## Brief:
Scan the records for the string "Classification" and copy every line that holds it.

## Supplied records:
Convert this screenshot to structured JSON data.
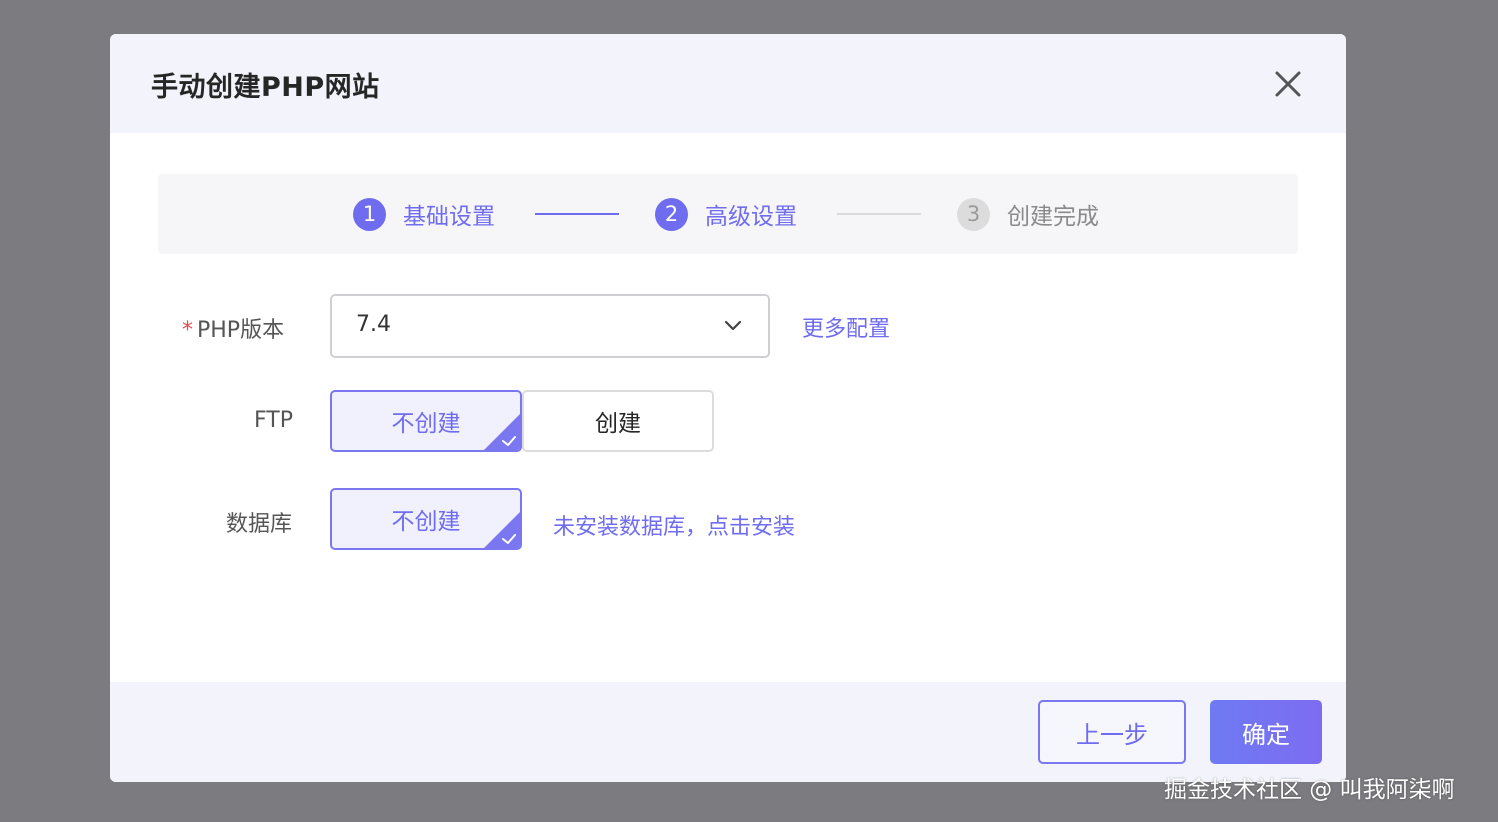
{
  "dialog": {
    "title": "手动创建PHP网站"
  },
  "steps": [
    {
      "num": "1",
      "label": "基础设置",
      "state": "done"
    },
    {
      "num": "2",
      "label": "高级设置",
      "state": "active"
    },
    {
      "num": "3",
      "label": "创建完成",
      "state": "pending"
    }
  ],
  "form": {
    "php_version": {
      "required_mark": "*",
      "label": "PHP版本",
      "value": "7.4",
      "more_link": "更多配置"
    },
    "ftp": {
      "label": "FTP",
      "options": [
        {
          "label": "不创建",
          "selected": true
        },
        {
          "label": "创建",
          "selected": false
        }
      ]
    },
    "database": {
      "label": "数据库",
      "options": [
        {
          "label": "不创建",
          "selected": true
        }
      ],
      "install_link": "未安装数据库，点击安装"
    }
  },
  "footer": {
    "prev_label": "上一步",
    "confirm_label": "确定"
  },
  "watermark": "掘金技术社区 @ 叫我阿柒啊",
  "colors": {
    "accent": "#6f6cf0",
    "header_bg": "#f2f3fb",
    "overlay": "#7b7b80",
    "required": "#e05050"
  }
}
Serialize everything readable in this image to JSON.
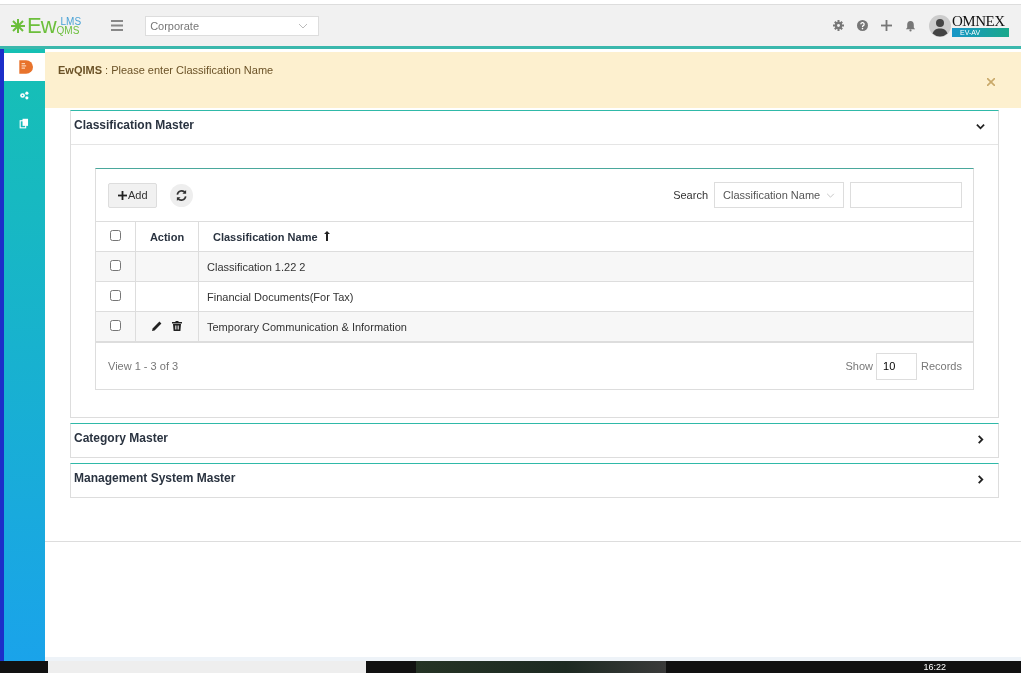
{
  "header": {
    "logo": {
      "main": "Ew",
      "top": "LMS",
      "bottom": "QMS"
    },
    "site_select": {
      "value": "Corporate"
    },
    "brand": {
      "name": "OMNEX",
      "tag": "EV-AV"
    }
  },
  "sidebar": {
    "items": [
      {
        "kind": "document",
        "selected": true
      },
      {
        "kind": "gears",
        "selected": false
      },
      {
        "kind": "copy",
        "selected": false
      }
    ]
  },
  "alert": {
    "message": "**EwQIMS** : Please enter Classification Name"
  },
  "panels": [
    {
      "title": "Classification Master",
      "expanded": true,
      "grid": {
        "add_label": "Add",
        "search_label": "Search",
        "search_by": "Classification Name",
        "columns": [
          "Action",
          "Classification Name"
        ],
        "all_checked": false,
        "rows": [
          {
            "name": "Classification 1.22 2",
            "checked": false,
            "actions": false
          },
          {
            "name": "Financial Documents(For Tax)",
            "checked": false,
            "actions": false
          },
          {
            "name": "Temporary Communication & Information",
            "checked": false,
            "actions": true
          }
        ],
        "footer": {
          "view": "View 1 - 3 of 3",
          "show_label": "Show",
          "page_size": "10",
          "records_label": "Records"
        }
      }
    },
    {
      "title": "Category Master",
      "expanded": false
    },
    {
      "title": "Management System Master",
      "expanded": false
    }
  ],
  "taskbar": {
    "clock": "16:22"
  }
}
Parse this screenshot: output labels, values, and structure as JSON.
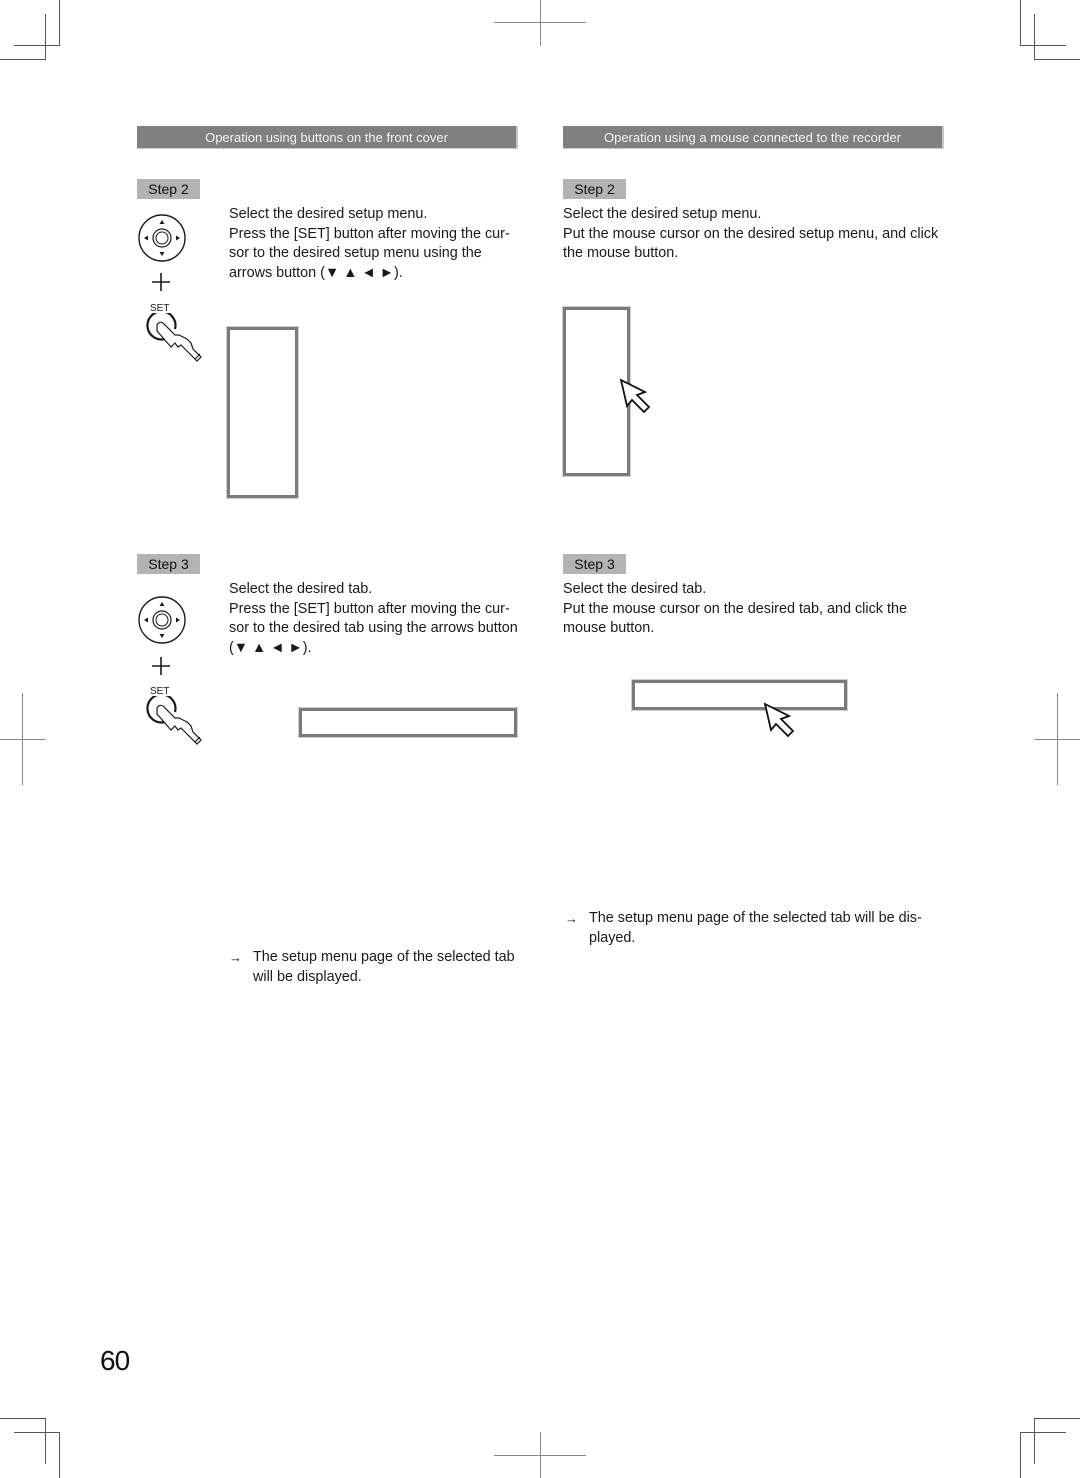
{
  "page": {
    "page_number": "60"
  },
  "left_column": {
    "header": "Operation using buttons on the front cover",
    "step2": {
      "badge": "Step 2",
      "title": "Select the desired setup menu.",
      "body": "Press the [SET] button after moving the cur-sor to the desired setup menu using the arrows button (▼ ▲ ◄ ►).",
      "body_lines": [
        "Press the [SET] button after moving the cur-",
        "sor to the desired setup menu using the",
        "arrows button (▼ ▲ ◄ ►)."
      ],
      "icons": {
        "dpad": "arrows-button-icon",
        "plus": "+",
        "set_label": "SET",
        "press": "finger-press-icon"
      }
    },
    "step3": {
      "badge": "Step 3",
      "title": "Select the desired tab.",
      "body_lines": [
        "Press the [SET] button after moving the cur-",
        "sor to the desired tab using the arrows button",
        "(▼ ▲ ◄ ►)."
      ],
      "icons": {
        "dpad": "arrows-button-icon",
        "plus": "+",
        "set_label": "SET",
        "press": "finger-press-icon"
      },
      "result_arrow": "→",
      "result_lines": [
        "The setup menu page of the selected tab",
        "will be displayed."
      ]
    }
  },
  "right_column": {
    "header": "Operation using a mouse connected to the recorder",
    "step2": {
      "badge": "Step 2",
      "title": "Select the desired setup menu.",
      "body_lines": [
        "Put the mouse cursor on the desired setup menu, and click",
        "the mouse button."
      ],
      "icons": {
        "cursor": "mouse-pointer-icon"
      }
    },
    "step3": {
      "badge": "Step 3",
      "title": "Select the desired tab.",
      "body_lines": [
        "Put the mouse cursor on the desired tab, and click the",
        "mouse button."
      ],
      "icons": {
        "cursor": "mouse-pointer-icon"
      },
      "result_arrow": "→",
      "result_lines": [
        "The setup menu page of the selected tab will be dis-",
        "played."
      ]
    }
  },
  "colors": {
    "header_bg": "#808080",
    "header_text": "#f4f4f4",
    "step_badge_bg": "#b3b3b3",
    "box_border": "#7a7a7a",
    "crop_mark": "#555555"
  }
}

## Written response:
    "message": "**EwQIMS** : Please enter Classification Name"
      "title": "Classification Master",
        "search_by": "Classification Name",
          "Classification Name"
            "name": "Classification 1.22 2",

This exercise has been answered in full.